Parental Involvement in Sport and the Satisfaction of Basic Psychological Needs: Perspectives from Parent–Child Dyads
Référence bibliographique 
Felber Charbonneau, Evelyne et Camiré, Martin. 2019. «Parental Involvement in Sport and the Satisfaction of Basic Psychological Needs: Perspectives from Parent–Child Dyads ». International Journal of Sport and Exercise Psychology.
Intentions : «[T]he purpose of the study [is] to examine parents’ and children’s perspectives on how parental involvement in sport influences basic psychological needs satisfaction.» (p. 3)
Questions/Hypothèses : «Consistent with the study purpose, the research question driving the study was: How do parents and children believe parents’ involvement in sport influences basic psychological needs satisfaction?» (p. 3)
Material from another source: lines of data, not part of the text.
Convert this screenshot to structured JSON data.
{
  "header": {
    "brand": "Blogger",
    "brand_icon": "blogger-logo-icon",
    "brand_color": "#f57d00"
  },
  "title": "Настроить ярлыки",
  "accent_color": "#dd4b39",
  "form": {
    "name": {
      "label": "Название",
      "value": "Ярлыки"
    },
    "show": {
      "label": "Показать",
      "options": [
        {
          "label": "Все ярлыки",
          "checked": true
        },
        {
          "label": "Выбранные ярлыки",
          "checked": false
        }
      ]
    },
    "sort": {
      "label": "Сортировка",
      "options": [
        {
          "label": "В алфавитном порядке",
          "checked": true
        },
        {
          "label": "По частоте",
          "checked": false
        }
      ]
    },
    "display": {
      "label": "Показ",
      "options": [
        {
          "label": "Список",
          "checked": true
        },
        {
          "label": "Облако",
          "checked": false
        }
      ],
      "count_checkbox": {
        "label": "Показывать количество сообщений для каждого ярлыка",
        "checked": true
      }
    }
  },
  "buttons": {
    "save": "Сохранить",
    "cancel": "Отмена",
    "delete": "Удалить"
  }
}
Échantillon/Matériau : «A total of eight athletes (three males, five females, […] age range: 12–16 years) and eight parents (six males, two females, […] age range: 36–53 years) formed the eight parent–child dyads […].» (p. 4) «The participants were recruited from youth sport programmes in the Greater Montreal metropolitan area in the province of Quebec (Canada).» (p. 5)
Instruments : Guide d’entretien semi-directif
Type de traitement des données : Analyse de contenu
«Overall, it was found that parents were believed to generally satisfy their children’s basic psychological needs in sport. In instances when needs frustration was documented, a lack of communication of expectations between parent and child was often involved. A study strength resides in presenting the results in a dyadic format, meaning that each theme was supported by quotes from a parent and a child within the same dyad. The results contribute to advancing the parenting in sport literature by providing tangible occurrences during which parents and athletes converged or diverged on their perspective of parental involvement in sport. Such results allow for a more nuanced portrait of the behaviours preferred by athletes that parents should consider adopting to promote needs satisfaction and avoid needs frustration.» (p. 15)
The Development of Life Skills and Values in High School Sport: Is There a Gap Between Stakeholder’s Expectations and Perceived Experiences?
Référence bibliographique 
Forneris, Tanya, Camiré, Martin et Trudel, Pierre. 2012. «The Development of Life Skills and Values in High School Sport: Is There a Gap Between Stakeholder’s Expectations and Perceived Experiences? ». International Journal of Sport & Exercise Psychology, vol. 10, no 1, p. 9-23.
Intentions : «This research was designed to examine stakeholders’ expectations regarding the influence sport should ideally be having on youth development compared to their perceived experiences of how much sport is, in reality, having an impact on youth development.» (p. 9)
Questions/Hypothèses : «Four research questions were proposed: (a) Are stakeholders aware of the mission statements of their school and their regional school sport association?; (b) What are stakeholder’s expectations of how high school sport should ideally impact the development of life skills and values in student-athletes?; (c)What are stakeholder’s perceived experiences of the real impact school sport is having on the development of life skills and values in student-athletes?; (d) Are there discrepancies across stakeholders in their expectations of what high school sport should ideally be doing as opposed to their perceived experiences of the real impact high school sport is having on the development of life skills and values of student-athletes?» (p. 11)
Échantillon/Matériau : «A sample of 915 participants, which included administrators, coaches, athletes, and parents, took part in this study. Participants were recruited across the entire province of Quebec in Canada and more specifically from all of the 14 administrative regions of the Federation quebecoise du sport etudiant [sic] (FQSE), the governing body of school sport in the province.» (p. 11)
Instruments : Questionnaire
Type de traitement des données : Analyse statistique
«Although research has shown that youth can learn life skills and values through sport, and a multitude of scholars assert that sport is a context that should promote the development of life skills and values, little research has investigated the collective expectations and experiences of youth sport stakeholders.» (p. 9) «The results of this study indicate that the awareness of mission statements varied significantly across the different groups of stakeholders with administrators having the greatest level of awareness followed by the coaches, parents, and finally athletes. [...] As it relates to ideal development of life skills, it appears that athletes have less expectations that sport should help them develop skills such as self-control compared to administrators, coaches, and parents (i.e., external assets) but that they have higher expectations of sport to teach them how to set and attain goals.» (p. 19) Note : L’influence parentale est étudiée dans le cadre de cette recherche.